Mary Martin, of Ridgeway, said she would be happy to pay increased taxes to properly fund law enforcement, particularly SROs.
She noted that her comments were made hours after a shooting at a Texas school left teachers and students dead.
“This is not the time to be fudging on paying your school resource officers. In my opinion, their job is more important than any of yours and anybody to my left,” Martin said, referring to county administration.
“I know there were some budget issues so that the School Resource Officers got left out of the county money and the state money,” she said.

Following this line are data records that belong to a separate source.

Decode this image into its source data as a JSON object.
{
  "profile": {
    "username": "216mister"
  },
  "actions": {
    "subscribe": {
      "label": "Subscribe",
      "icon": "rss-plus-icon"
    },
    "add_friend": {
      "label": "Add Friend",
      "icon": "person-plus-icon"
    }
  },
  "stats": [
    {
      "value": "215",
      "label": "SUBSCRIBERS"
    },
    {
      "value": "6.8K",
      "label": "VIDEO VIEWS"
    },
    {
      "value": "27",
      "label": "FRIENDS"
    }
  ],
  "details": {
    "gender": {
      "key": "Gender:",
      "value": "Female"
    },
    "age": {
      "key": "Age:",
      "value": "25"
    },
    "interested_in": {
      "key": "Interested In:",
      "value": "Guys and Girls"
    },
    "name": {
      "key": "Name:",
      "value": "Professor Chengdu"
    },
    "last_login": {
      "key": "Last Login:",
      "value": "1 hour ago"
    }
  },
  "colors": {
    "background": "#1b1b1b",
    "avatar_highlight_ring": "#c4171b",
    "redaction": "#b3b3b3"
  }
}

Ray Reynolds said his girlfriend’s home was broken into 6-weeks ago and no culprit has been apprehended. Additionally, a friend had his lawnmower stolen recently and filed his report over the phone because an officer was not available to take the report on-site.
“I came here because my taxes increased,” Reynolds said. “If my taxes increase, I want the most for my money, and I don’t think you all have done a good job for the last year,” he told the board.
Eric Phillips said he understood the county only had a limited amount of money in the budget and many entities asking for funding. However, “there has to be a preeminent priority on public safety. It doesn’t matter about all the other stuff if you don’t feel safe leaving your house or you can’t get a response.”
He suggested additional revenues could be realized without raising taxes by “getting (real estate) assessments right” which he said are currently “woefully, ridiculously low” in the county.
Hall said the comments about school resource officers not getting pay raises came as a surprise. “We are completely unaware of that,” he said. “As far as we know, everybody’s getting a raise of at least 6-percent.”
Vice-Chairman Joe Bryant, of the Collinsville District, said the board had a public hearing on the budget recently.
“Why is it that the sheriff’s department waited until the last minute of the next day before a board meeting to come up with this? Why wasn’t it brought up during the public hearing like it should have been?”
According to information provided by Martin, the average salary in the sheriff’s office in FY22 was $44,717 “before the staff were given over 6% raises in March 2022. These individuals were treated as getting their raises in advance.”
The average salary for FY23, as currently budgeted, will be $49,433 according to the document, which also stated the county’s current starting salary of $39,000 will increase to $43,160 effective July 1.
If supervisors wish to give officers a 5 percent raise, a tax increase would be needed. A penny increase in the real estate tax would generate $309,190. An increase of 2.15 cents would be needed to fund the 5-percent raise, which totals $664,420.